  • generating plots from each in HTML format

With Snakemake, one can quickly make changes in any of the steps and re-run the pipeline only from the modified stage on.

Interactive plots with Bokeh

Bokeh is a Python library for data visualization with a strong emphasis on interactivity and shareability. As you can see in this short tutorial it is very easy to create actionable charts from your data. Ideally I would like horizontal violin plots representing the respective chemical shift distributions. This data is available somewhere else (see below), but as a quick approximation I used horizontal bars indicating the average value, $\pm$ one standard deviation. As mentioned above I had split the original dataset in H, C and N chemical shifts, so I made three charts, one for each atom type. You can find them here.

Defining some basic level of interactivity is very simple in Bokeh. I enabled zooming and panning, and information display on hover (average, standard deviation, maximum and minimum).

There are also many options to embed your plots in dashboards or notebooks. In this case, I decided to generate static HTML files I could host on my website 2

Web hosting with GitHub pages

GitHub pages is a great way to give your projects a public face, and it’s very simple: Sign up on GitHub, push your project, go to Preferences and enable GitHub pages. By default, the README file will immediately become a website3, just like that! . A couple of links to the HTML Bokeh charts and the interactive plots are available online.

Future improvements

Color palette
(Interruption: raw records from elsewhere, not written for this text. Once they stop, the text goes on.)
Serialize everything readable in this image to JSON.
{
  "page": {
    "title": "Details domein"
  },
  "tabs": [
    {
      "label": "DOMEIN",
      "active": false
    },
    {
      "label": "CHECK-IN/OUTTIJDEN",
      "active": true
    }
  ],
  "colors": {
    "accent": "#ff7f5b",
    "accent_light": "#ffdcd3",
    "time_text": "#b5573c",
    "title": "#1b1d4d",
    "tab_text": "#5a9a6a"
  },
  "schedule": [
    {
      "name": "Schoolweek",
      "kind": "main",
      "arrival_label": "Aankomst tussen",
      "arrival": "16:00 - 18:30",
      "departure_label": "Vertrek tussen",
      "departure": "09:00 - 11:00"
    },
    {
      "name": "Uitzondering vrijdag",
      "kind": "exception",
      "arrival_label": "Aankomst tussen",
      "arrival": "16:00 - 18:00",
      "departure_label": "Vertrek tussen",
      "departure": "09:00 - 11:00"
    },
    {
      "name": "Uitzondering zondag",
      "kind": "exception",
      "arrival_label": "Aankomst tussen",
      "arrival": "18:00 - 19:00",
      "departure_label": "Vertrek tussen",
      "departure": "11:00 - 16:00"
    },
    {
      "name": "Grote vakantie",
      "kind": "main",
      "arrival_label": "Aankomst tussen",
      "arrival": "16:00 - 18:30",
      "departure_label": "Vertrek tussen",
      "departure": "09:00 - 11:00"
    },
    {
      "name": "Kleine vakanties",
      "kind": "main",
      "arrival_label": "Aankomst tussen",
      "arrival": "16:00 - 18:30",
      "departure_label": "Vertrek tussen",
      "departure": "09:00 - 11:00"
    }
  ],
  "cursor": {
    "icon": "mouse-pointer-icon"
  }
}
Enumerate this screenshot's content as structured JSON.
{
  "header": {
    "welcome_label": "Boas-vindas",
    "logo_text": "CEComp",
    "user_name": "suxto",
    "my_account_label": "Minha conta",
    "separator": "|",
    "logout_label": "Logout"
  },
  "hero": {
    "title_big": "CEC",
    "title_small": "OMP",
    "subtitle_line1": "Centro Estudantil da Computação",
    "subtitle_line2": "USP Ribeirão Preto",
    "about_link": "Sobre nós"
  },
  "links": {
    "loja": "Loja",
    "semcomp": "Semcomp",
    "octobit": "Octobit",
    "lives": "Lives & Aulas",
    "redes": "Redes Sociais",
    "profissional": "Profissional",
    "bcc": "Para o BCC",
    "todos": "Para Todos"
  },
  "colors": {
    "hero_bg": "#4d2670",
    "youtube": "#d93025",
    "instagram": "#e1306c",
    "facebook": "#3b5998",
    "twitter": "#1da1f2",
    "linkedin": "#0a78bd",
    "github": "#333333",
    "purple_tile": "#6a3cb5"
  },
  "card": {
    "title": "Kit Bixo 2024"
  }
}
One problem about the design is the poor performance of any of the default color scales I tested, as there are too many atom classes. A categorical color map should work best here, but there is also some structure to the collection: the nomenclature goes in alphabetical order from the amino acid head to the side chain tail. In the end I went with the sequential viridis, but I am not totally happy with the result. This calls for a custom palette.

Range overlap

Some chemical shift ranges overlap in many amino acids, specially in the case of H atoms. Bokeh charts allow graying out by clicking on the legend, but not in multi-line plots as this one (yet).

Bars do not show the real distribution

Even if the given averages and ranges are useful, it would be much nicer to show the real chemical shift distribution for each atom. Violin plots could work nicely here. However, for that we need to compute the distributions from the whole BMRB data set, not the summary I used here. Fortunately, the raw data is available to do so:

From the BMRB team: R package and REST API

The BRMR team has done a remarkable effort to have and open source public interface. On the one hand, they released the R package they used for generating their plots. It is built on top of an API for programmatically querying the database. It should not be too difficult to fetch the data and calculate the distributions using Python.

  1. Due to a mix of technical reasons and animistic beliefs, spectrometer computers often run outdated CentOS systems where the operator is not allowed to install or update libraries. ↩︎

  2. Update 2022-03-22: Embedding was straightforward in my previous Jekyll website (the framework used by GitHub pages). In my new Hugo-powered website it is possible to embed interactive Bokeh charts saven in JSON format using shortcodes↩︎

  3. Actually a pretty decent one just using default themes ↩︎

Miguel Arbesú Andrés
Miguel Arbesú Andrés
Researcher in Bio ∩ AI

An organic chemist turned structural biologist, then data scientist.